Alternative Energy Kept Some New Yorkers Plugged In During Black Out
id=text>NEW YORK -- If it hadn't been for the electronic beeping that filled his house at the start of the blackout last Thursday, George McGough might never have known anything was wrong.
First his smoke detectors began to sound _ a warning that they had switched to his backup power system. Then his telephones chimed in, another sign of trouble.
"That was a lot of beeping," McGough, 62, says with a chuckle. "So there was no doubt in my mind that there was something going on."
McGough, who lives in the tiny village of Orient on the eastern tip of Long Island, is one of a small number of people in New York state who use solar or wind power for at least part of their electrical supply. Those who had batteries to store excess electricity _ like McGough and Joe Colao, of Riverhead, N.Y., also on Long Island _ had a continuous supply of energy during the blackout.
"I didn't even know the power was out," says Colao, 55, a retired landmark restoration consultant. "Everything was working as normal."
Colao's system includes 26 solar panels that can generate up to 3 kilowatts of energy at any given time _ enough power to light 30 100-watt light bulbs _ depending on how sunny it is. He also has a wind generator that can produce up to 500 watts at a time and 16 batteries to store energy he doesn't need immediately.
While many of his neighbors sat in darkness, Colao sent e-mails to concerned friends and watched cable television news. McGough, meanwhile, served refrigerated drinks to less fortunate neighbors.
"People were calling me and saying, 'Joe, you must be rolling in laughter,"' Colao says. "I wasn't. I just wish more people were doing it. If more people had it, they could share power with their neighbors and we wouldn't have these problems."
Many of the state's users of solar and wind power live in remote areas of eastern Long Island and in small island communities off shore, where hurricanes and spotty power lines have long caused periodic power outages. At least two communities _ Hen Island, off Westchester County, and Oak Island, off the south shore of Long Island _ rely entirely on solar and wind-generated power.
"In 1983, there was a big hurricane, and we went without electricity for almost three weeks," Colao says. "I realized this is insane, there must be another way."
Few New Yorkers rely entirely on solar or wind energy for power. On a typical day, most _ like Colao and McGough _ use a mix of traditional and alternative energy. But their systems revert to stored alternative power during blackouts.
The systems are expensive: A 1-kilowatt solar-wind system costs about $10,000, according to Joel Gordes, of the New York Solar Energy Industries Association, a nonprofit group that promotes solar energy use. Batteries to store a three-day supply of excess power run $3,000 to $4,000, he said.
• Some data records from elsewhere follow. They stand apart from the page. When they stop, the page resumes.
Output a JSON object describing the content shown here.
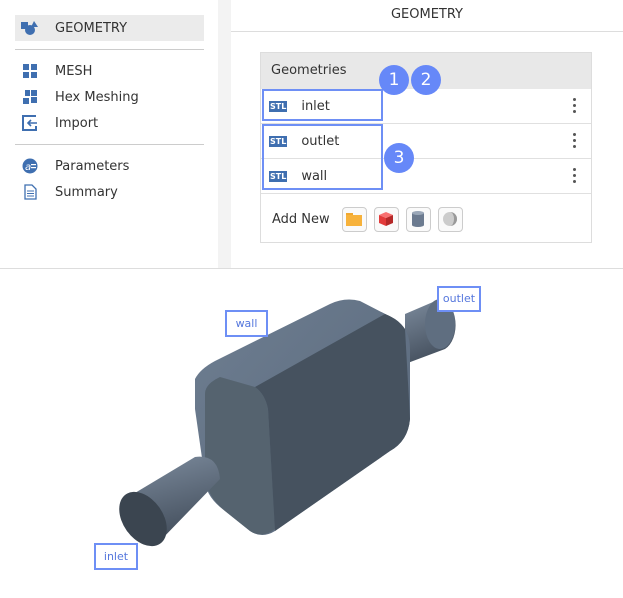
{
  "sidebar": {
    "items": [
      {
        "label": "GEOMETRY",
        "icon": "geometry-shapes-icon",
        "active": true
      },
      {
        "label": "MESH",
        "icon": "mesh-grid-icon"
      },
      {
        "label": "Hex Meshing",
        "icon": "hex-meshing-icon"
      },
      {
        "label": "Import",
        "icon": "import-icon"
      },
      {
        "label": "Parameters",
        "icon": "parameters-icon"
      },
      {
        "label": "Summary",
        "icon": "summary-document-icon"
      }
    ]
  },
  "main": {
    "title": "GEOMETRY",
    "card": {
      "header": "Geometries",
      "stl_tag": "STL",
      "items": [
        {
          "name": "inlet"
        },
        {
          "name": "outlet"
        },
        {
          "name": "wall"
        }
      ],
      "add_new": "Add New",
      "add_buttons": [
        "folder-icon",
        "cube-icon",
        "cylinder-icon",
        "sphere-icon"
      ]
    }
  },
  "badges": [
    "1",
    "2",
    "3"
  ],
  "viewport": {
    "labels": {
      "wall": "wall",
      "outlet": "outlet",
      "inlet": "inlet"
    }
  },
  "colors": {
    "accent": "#6688f8",
    "icon_blue": "#3f6fb0",
    "body": "#5a6a7c"
  }
}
But the state offers several incentive programs to defray those costs, including tax credits and reimbursements for installation. Most users sell part of the energy they generate back to public utilities, decreasing their electricity bills.
"At first, it's not going to be a positive cash flow," Gordes says. "You have to look at it as an investment."
Gordes predicts that in the wake of the blackout, the largest in U.S. history, more people will consider taking the plunge.
"The episode we just had shows the vulnerability of the existing system," he says. "We need to have a more resilient and more (diverse) energy source. This time it was an organizational screw-up, but next time it could be a terrorist attack."